Top of Provided records

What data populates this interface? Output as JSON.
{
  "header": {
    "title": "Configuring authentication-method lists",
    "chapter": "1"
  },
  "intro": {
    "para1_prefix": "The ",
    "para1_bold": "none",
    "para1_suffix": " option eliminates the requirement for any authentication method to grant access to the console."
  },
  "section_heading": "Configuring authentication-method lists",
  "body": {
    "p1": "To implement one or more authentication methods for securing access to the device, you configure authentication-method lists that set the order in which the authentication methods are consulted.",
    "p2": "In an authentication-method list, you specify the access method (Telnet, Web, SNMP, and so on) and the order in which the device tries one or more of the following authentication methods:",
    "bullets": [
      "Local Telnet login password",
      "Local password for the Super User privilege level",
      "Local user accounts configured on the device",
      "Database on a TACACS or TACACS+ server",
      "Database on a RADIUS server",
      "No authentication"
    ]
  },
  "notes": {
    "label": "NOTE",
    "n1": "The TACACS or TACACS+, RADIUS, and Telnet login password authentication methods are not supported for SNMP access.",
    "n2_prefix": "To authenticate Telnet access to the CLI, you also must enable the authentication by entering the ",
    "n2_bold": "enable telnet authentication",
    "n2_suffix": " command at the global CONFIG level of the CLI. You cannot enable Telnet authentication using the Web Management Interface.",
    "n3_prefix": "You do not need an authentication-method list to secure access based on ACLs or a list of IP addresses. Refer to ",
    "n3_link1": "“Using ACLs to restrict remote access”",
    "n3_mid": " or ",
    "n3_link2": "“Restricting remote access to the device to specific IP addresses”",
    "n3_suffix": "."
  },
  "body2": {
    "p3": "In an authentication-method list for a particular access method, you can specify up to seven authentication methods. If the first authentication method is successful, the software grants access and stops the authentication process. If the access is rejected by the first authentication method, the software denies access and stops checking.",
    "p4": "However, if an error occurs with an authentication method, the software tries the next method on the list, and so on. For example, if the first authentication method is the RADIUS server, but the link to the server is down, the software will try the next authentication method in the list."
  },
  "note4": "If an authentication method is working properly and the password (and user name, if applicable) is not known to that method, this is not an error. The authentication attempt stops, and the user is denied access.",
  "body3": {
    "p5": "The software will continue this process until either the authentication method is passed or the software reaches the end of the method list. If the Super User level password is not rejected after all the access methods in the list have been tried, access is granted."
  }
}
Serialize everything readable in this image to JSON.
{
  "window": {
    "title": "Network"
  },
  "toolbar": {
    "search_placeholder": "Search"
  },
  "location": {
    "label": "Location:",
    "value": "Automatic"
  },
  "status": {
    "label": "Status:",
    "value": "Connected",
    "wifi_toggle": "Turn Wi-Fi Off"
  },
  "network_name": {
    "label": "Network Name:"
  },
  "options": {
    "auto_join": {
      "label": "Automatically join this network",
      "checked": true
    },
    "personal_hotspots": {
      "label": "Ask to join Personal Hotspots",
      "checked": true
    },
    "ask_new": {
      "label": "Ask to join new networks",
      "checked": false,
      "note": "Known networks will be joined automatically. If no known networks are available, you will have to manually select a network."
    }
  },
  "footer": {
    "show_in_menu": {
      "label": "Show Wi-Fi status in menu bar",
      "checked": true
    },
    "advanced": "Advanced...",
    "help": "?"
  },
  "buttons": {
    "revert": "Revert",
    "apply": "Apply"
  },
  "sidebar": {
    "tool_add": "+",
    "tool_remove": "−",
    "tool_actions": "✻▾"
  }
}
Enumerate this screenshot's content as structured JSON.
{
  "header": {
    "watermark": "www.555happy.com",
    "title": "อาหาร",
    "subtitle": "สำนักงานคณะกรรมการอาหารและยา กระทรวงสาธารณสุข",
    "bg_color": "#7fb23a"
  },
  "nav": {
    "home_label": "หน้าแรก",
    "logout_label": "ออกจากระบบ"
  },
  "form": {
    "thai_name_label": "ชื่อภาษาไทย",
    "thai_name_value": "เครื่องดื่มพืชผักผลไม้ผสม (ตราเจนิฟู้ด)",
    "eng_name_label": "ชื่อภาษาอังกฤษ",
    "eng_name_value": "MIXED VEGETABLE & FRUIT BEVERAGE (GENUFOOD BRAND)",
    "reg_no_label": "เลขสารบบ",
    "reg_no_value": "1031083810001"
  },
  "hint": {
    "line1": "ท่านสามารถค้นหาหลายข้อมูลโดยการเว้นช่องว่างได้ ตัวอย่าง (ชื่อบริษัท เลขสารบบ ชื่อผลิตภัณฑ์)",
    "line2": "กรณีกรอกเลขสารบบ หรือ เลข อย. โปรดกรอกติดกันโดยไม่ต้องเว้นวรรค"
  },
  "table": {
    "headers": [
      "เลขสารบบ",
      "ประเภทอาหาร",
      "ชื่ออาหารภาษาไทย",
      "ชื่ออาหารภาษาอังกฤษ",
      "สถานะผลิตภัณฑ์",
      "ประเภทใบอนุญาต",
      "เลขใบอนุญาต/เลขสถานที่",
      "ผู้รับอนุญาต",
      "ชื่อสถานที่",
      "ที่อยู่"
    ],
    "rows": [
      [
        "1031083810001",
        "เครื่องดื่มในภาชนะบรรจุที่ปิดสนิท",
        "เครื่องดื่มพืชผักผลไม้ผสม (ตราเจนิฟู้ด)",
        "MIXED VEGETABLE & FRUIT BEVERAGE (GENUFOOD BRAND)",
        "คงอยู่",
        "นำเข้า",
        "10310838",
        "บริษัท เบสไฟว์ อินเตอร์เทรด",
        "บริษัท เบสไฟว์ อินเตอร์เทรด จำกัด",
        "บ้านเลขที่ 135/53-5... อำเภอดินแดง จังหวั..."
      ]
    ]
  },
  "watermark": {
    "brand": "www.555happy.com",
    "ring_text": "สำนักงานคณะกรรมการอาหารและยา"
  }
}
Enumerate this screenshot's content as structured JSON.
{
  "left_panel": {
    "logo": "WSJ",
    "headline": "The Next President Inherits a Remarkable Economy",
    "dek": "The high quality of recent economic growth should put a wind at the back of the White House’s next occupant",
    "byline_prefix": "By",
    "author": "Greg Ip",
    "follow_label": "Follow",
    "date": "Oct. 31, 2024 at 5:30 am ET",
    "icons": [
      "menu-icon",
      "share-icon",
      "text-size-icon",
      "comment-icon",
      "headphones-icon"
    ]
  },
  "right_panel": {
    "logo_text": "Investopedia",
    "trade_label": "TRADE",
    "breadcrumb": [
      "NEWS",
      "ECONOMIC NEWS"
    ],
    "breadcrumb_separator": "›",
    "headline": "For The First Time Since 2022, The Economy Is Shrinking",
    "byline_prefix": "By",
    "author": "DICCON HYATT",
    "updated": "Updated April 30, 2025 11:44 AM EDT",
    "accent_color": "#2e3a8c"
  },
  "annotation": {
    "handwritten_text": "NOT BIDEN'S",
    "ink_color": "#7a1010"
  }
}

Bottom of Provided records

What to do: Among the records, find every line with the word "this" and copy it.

Final answer:
What data populates this interface? Output as JSON.
  "note4": "If an authentication method is working properly and the password (and user name, if applicable) is not known to that method, this is not an error. The authentication attempt stops, and the user is denied access.",
    "p5": "The software will continue this process until either the authentication method is passed or the software reaches the end of the method list. If the Super User level password is not rejected after all the access methods in the list have been tried, access is granted."
Serialize everything readable in this image to JSON.
      "label": "Automatically join this network",
Enumerate this screenshot's content as structured JSON.
Enumerate this screenshot's content as structured JSON.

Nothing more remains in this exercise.